Writers should read the classics, the literary canon. Everyone has heard this advice before; I've even written a blog post on it. However, I don't think that means that all literary classics are created equal. Not every book is going to be a hit with every person. Frankly, there are some classic novels that I just cannot stand. This post is about a few of those classics I absolutely hate.
- The Catcher in the Rye - J.D. Salinger
When I think of classic novels I hate, this one is near the top of my list. I had to read it for a college course and had to force myself to skim through it enough to get the gist of it, but I hated every second of it. Holden Caulfield is a whiny brat who seems to think it is cool to hate everything and be super cynical. He's the ultimate proto-hipster and I cannot stand him one bit. Add to that the fact that I do not like Salinger's writing style and you wind up with a book I barely got through.
- Lolita - Vladimir Nabokov
This is another book I had to read for a college course and the experience was awful. Nabokov's writing is beautiful, I won't try to deny that, but reading a book from the perspective of a pedophile, Humbert Humbert, was enough to make my stomach twist. Then there was my professor, who insisted that the story is a love story and who liked to harp on how the story insists that Lolita is the sexual aggressor. The result of the experience is that I completely loathe this book. I will just say that this book disturbed me far more than any other book I have ever read. The book has many beautifully written passages, so if you can stomach the subject matter, you may enjoy it. I, however, cannot.
- The Fountainhead - Ayn Rand
Not going to lie, I've never finished this book. I have tried to read it a few times and just cannot. Similar to The Catcher in the Rye, I cannot stand the main character. Howard Roark is a know-it-all egoist who is absolutely grating on the nerves. Put plainly, Roark is a complete asshole and Rand puts him on a pedestal for it and raises him up as an ideal man. Add to this the fact that Roark rapes one of the female characters and you can count me 10000% out for this book.
- The Stranger - Albert Camus

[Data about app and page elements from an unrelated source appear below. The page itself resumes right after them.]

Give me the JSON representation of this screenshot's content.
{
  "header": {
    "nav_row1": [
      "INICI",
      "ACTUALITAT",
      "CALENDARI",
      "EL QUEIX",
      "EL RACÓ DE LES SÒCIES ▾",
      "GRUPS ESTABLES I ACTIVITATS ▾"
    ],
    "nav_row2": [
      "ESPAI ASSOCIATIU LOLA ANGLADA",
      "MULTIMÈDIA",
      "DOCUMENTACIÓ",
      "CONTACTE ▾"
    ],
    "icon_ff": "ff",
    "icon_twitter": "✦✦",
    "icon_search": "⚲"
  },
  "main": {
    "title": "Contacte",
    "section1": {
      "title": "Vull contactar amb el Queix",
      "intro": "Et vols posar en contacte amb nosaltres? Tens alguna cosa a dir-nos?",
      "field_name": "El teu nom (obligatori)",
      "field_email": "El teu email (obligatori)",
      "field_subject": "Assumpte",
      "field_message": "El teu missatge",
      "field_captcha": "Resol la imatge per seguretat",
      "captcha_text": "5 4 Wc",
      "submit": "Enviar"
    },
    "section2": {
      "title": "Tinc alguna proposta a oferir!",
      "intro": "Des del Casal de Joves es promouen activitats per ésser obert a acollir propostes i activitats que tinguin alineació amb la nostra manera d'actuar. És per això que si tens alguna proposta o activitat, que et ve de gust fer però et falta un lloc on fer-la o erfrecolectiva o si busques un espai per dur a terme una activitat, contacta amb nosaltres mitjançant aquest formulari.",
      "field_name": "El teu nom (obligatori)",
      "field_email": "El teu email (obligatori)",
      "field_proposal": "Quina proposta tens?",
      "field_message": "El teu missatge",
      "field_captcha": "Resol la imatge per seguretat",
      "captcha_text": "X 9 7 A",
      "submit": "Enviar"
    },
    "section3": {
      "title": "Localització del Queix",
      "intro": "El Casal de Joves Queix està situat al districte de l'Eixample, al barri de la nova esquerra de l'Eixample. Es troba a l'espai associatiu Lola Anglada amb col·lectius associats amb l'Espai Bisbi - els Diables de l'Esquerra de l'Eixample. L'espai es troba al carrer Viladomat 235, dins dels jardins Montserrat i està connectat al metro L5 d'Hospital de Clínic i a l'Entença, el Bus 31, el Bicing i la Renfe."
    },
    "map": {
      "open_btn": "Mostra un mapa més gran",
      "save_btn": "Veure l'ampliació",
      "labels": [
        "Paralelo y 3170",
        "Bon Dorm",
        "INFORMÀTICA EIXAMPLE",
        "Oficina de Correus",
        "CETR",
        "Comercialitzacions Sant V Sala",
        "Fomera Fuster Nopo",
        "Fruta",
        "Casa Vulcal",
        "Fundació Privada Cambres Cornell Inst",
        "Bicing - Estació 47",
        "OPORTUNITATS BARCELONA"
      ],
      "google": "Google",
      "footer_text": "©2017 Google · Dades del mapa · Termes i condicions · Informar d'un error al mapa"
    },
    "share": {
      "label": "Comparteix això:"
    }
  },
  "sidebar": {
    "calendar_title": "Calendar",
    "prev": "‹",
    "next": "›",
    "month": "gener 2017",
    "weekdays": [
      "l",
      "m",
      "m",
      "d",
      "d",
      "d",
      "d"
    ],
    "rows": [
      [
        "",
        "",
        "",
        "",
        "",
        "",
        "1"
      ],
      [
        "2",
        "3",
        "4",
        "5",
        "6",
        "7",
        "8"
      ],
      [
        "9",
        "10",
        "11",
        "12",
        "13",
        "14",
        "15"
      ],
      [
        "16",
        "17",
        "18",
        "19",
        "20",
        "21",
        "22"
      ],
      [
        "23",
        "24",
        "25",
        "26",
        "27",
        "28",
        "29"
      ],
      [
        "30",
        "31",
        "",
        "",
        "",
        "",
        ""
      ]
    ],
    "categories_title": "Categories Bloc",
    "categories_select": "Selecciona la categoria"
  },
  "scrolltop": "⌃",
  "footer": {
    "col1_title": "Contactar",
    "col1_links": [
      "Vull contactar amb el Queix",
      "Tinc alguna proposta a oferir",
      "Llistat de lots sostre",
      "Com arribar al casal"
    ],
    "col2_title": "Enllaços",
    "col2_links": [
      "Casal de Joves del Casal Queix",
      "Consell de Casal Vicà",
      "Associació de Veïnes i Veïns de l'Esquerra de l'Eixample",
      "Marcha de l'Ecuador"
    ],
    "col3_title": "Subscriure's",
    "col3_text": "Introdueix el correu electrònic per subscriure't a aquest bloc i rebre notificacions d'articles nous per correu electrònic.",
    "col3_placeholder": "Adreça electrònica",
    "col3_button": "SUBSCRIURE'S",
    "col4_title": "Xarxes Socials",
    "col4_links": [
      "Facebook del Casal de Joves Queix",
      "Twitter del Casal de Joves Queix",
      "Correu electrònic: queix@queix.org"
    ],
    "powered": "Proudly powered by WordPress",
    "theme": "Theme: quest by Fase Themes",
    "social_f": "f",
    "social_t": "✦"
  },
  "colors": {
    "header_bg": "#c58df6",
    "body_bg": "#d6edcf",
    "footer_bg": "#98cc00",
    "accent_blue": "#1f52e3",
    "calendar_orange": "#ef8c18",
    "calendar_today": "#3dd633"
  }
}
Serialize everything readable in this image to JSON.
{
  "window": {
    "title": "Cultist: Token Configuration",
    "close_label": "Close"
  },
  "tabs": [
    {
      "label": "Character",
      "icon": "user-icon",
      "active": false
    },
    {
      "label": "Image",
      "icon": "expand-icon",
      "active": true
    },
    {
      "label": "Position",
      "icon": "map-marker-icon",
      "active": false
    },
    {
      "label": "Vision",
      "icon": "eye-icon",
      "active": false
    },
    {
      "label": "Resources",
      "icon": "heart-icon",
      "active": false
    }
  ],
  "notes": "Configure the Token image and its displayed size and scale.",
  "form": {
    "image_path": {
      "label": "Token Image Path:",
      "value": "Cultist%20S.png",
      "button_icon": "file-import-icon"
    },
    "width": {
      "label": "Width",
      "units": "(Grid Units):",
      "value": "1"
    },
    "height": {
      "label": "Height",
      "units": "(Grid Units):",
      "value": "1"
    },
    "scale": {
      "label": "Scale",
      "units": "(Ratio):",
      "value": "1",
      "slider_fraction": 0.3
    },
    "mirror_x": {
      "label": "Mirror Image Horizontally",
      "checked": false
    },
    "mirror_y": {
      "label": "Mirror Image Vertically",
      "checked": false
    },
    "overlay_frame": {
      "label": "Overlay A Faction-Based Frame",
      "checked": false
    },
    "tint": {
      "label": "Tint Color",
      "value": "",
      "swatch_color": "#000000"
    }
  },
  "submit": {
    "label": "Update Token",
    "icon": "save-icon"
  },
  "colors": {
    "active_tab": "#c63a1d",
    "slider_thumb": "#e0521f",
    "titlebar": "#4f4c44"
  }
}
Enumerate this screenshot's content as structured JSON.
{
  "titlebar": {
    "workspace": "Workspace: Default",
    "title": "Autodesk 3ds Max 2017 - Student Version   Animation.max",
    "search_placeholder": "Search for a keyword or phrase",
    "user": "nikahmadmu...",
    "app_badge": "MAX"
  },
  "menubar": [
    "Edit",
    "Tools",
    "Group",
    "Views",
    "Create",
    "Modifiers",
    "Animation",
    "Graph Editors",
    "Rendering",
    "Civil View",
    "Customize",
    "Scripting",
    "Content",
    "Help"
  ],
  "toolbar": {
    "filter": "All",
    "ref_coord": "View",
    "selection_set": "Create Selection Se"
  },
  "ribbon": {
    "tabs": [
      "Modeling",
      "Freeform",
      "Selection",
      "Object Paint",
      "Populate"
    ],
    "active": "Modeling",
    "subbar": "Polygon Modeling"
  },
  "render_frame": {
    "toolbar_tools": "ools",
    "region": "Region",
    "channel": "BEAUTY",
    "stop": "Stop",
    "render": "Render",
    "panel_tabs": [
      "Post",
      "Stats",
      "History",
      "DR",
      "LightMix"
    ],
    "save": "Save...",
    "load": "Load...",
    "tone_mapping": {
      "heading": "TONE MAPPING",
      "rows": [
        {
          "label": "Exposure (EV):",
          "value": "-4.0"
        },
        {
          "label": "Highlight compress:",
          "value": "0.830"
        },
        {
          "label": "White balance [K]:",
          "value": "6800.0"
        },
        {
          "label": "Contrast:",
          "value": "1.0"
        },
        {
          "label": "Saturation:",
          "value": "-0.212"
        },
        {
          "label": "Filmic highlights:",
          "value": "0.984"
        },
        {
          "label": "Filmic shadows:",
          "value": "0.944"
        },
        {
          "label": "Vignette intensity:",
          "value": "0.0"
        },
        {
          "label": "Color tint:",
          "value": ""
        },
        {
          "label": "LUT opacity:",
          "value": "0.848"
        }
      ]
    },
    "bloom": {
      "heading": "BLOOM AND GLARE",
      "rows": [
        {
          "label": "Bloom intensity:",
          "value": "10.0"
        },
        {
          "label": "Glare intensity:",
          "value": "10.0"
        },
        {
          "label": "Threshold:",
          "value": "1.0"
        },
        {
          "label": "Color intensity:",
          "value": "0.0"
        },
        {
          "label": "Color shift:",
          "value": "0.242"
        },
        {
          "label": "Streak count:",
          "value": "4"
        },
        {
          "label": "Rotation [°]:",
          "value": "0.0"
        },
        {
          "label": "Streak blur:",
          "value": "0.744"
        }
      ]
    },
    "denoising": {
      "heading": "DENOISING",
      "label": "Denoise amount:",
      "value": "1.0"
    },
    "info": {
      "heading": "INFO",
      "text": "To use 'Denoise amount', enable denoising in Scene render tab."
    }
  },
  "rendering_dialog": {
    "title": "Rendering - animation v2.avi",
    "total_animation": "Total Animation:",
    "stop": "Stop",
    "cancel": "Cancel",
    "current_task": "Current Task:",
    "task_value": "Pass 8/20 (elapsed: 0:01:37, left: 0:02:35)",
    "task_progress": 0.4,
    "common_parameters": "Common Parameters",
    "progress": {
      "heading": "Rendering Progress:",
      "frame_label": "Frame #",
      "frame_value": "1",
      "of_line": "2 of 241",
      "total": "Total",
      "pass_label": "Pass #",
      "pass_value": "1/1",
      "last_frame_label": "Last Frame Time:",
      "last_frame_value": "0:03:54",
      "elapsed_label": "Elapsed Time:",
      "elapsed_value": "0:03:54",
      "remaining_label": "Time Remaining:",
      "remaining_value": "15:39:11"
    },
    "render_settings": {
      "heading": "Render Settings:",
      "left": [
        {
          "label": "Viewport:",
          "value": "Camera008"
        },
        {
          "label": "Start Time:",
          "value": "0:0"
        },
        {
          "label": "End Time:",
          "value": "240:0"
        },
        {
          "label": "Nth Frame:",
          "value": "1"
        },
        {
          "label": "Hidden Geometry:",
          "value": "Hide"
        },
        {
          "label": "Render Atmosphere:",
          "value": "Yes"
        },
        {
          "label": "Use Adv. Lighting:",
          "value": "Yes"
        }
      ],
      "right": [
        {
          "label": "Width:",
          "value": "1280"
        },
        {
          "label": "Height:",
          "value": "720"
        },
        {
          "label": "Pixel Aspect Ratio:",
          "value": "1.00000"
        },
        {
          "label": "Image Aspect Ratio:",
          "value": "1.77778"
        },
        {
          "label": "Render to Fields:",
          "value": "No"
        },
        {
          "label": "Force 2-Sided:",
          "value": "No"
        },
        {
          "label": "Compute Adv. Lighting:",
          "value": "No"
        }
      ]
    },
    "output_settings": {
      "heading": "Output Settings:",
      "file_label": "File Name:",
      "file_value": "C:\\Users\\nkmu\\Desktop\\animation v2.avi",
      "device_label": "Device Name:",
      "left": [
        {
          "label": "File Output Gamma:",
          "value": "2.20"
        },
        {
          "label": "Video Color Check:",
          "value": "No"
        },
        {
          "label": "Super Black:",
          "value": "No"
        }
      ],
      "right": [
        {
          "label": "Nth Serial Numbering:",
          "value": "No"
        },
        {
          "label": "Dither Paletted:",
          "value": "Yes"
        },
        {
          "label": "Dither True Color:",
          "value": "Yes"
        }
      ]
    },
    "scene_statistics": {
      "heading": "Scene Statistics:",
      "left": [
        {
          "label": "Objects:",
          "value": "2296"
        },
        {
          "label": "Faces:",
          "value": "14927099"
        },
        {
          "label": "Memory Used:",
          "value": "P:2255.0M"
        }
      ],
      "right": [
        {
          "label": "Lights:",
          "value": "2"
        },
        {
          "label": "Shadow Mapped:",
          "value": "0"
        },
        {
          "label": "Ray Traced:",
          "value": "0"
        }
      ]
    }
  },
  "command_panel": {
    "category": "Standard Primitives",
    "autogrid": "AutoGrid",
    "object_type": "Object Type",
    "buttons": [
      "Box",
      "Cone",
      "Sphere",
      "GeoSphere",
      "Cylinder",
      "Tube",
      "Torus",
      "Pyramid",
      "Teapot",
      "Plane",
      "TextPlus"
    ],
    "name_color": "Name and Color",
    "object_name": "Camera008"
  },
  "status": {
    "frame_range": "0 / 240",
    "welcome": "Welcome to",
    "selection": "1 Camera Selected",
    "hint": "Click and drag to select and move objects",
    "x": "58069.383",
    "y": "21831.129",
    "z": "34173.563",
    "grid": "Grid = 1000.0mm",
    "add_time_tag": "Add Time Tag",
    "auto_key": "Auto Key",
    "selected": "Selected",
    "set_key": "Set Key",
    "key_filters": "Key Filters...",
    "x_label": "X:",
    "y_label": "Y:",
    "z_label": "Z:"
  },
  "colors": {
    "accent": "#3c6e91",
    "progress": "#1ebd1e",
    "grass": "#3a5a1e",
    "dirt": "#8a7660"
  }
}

I had a teacher in high school who was very into existentialist literature and recommended that I give The Stranger a try. The book follows Meursault, a French Algerian who is indifferent about everything. His mother dies and he does not care, just smokes and drinks coffee instead. He shoots a man only described as "The Arab" on a beach and offers no explanation or excuse other than the fact that it is too hot and too bright. He is essentially a sociopath who feels no emotions about his own life or actions. Meursault is such a vacuum of a character that it was impossible for me to feel anything about him or connect with him in anyway. I hate this book and quit it about 2/3 of the way through.
These books are widely considered to be essential parts of the Western literary canon. I have given all of them the old college try, but just cannot get on board with them. That said, if you love these books, good for you. Austen is one of my favorite authors, but there are plenty who can't stand her, including Mark Twain, who once said that "... any library is a good library that does not contain a volume by Jane Austen. Even if it contains no other book." Just because I hate these books, doesn't mean that you can't like them. Equally, just because a book is a classic doesn't mean you have to like it. It also doesn't mean you can't be critical of it. So, what classic novels do you hate?